Four months after promising power would be “returned to the people,” leaders of a military coup in Thailand remain in charge, with half the country under martial law. Talk of a coup is also in the air in Bangladesh, amid a political crisis (The Economist). In Sri Lanka, the revival of the country’s lengthy civil war has raised the prominence of military voices on its political scene.
Escalating violence between the Sri Lankan government and the Tamil Tiger separatist group threatens to end the shaky 2002 cease-fire and spark another round in a brutal civil war that has caused 65,000 deaths. S.P. Tamilselvan, a leader of the Liberation Tigers of Tamil Eelam (LTTE) called the army’s recent occupation of the formerly Tiger-dominated northeastern city of Sampur a violation of the truce, saying the Tamil populations are in “misery” and warned the Sinhala population, who make up three quarters of Sri Lanka’s 19 million people, that they “face the same fate in the future.” (The Hindu). The terrorist organization, which is known for recruiting child soldiers and pioneering the use of suicide bombings as a terror tactic, has proven a resilient foe for the Sri Lankan military over the course of more than two decades, as this new Backgrounder explains.

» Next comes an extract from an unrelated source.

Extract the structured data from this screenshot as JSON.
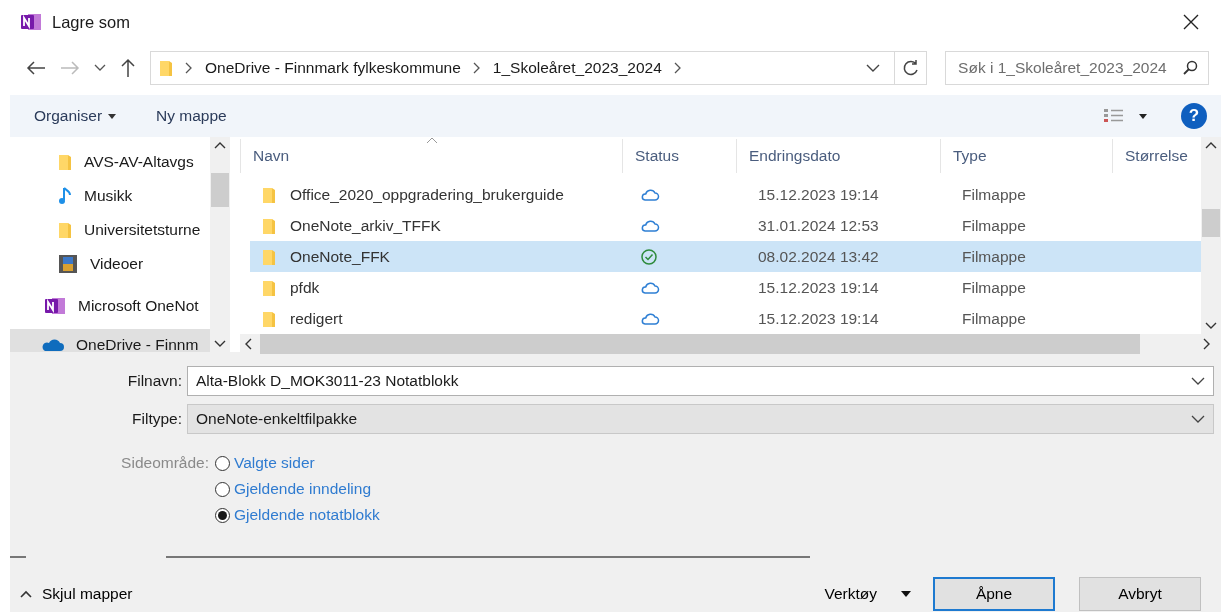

But the Christian Science Monitor reports that the Tigers are weakened by a breakaway faction, waning support from the minority Tamil population, and the recent crackdown on LTTE operatives in the United States.